◆ Task description ◆
Return each line below holding the string "label".

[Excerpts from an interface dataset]
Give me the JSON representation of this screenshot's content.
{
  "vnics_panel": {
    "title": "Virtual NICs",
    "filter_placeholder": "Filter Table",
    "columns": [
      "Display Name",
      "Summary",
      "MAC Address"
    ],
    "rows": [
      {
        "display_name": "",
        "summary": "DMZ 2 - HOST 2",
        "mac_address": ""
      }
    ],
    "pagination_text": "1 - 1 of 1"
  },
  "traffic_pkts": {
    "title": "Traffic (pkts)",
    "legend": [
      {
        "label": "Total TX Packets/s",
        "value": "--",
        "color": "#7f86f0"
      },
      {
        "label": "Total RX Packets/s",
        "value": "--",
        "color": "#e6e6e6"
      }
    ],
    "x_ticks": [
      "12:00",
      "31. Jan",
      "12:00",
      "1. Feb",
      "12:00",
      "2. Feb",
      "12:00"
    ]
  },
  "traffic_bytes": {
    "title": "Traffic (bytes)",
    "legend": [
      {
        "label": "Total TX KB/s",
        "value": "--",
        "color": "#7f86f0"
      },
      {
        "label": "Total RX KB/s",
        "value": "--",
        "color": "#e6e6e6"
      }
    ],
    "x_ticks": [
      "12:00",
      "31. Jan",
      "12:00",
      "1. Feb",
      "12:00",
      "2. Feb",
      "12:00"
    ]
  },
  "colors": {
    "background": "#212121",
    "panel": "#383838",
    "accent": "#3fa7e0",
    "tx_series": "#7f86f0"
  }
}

◆ Solved exercise ◆
        "label": "Total TX Packets/s",
        "label": "Total RX Packets/s",
        "label": "Total TX KB/s",
        "label": "Total RX KB/s",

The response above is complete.